What to do
Return each line in the records below that includes "JSON".

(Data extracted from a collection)
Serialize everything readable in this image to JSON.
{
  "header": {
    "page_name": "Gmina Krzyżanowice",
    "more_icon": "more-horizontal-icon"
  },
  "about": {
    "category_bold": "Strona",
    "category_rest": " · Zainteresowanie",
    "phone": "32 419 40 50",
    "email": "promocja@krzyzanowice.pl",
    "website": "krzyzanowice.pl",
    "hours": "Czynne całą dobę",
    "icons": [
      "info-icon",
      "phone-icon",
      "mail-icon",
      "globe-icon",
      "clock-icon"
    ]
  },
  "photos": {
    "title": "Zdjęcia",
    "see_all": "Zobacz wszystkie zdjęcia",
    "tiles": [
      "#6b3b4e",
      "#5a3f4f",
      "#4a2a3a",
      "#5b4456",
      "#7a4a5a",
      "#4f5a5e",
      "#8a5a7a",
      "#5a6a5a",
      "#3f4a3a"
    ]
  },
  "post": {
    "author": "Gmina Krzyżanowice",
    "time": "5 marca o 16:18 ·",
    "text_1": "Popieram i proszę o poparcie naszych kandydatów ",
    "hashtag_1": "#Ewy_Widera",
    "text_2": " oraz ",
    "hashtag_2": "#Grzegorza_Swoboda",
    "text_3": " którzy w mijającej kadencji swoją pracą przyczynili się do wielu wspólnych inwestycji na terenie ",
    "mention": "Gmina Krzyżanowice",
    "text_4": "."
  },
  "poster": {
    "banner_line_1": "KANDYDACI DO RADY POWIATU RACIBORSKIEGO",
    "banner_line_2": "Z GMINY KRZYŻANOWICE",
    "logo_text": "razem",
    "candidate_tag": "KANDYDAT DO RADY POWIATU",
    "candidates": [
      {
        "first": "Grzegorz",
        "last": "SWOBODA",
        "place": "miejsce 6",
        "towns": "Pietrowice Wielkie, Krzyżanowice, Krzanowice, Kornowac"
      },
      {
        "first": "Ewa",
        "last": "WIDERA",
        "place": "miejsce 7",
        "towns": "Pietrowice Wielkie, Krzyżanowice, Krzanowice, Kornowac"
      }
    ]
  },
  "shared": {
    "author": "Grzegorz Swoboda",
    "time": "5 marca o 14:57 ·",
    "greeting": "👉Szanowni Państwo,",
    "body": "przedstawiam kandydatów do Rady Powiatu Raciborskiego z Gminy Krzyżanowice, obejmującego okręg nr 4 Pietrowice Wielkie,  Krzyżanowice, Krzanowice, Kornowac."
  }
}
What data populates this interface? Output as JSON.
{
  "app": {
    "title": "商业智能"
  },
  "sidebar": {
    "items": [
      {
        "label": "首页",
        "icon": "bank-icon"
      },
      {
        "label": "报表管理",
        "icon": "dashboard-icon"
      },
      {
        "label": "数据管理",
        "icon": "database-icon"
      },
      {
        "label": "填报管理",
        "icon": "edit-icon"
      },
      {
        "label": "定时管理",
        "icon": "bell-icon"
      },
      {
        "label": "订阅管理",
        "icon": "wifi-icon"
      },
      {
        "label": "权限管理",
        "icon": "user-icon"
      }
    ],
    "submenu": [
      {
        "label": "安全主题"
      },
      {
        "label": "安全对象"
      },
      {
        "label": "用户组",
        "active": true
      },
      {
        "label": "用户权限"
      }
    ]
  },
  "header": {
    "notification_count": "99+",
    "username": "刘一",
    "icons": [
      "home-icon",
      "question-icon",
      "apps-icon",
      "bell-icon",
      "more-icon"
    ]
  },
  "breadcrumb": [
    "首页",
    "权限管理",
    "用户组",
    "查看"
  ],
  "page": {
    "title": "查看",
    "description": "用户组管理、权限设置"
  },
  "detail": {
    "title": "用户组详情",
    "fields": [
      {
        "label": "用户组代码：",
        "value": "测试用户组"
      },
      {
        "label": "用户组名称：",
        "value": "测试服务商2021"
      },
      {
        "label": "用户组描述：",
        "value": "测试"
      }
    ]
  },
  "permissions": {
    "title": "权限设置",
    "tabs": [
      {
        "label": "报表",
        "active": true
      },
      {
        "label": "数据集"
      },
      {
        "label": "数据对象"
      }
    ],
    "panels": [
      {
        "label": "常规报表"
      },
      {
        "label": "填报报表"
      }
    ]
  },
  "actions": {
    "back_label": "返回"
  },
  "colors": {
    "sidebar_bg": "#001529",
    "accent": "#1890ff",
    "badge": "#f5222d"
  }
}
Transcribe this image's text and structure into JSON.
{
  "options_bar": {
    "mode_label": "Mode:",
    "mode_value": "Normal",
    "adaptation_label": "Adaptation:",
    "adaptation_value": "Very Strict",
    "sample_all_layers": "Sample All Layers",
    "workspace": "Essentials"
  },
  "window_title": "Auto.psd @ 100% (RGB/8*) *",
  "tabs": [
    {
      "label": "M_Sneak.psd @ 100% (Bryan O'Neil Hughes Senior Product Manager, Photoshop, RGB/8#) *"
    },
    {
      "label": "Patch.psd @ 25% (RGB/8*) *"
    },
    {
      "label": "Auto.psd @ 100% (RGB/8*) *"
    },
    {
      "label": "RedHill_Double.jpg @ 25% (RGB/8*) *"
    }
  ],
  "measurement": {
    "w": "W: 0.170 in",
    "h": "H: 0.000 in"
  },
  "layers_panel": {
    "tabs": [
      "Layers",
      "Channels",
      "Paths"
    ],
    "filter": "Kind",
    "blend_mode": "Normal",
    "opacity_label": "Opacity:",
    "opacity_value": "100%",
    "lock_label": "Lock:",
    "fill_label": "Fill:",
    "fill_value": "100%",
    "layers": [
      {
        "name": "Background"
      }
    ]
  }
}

Result below
Serialize everything readable in this image to JSON.
What data populates this interface? Output as JSON.
Transcribe this image's text and structure into JSON.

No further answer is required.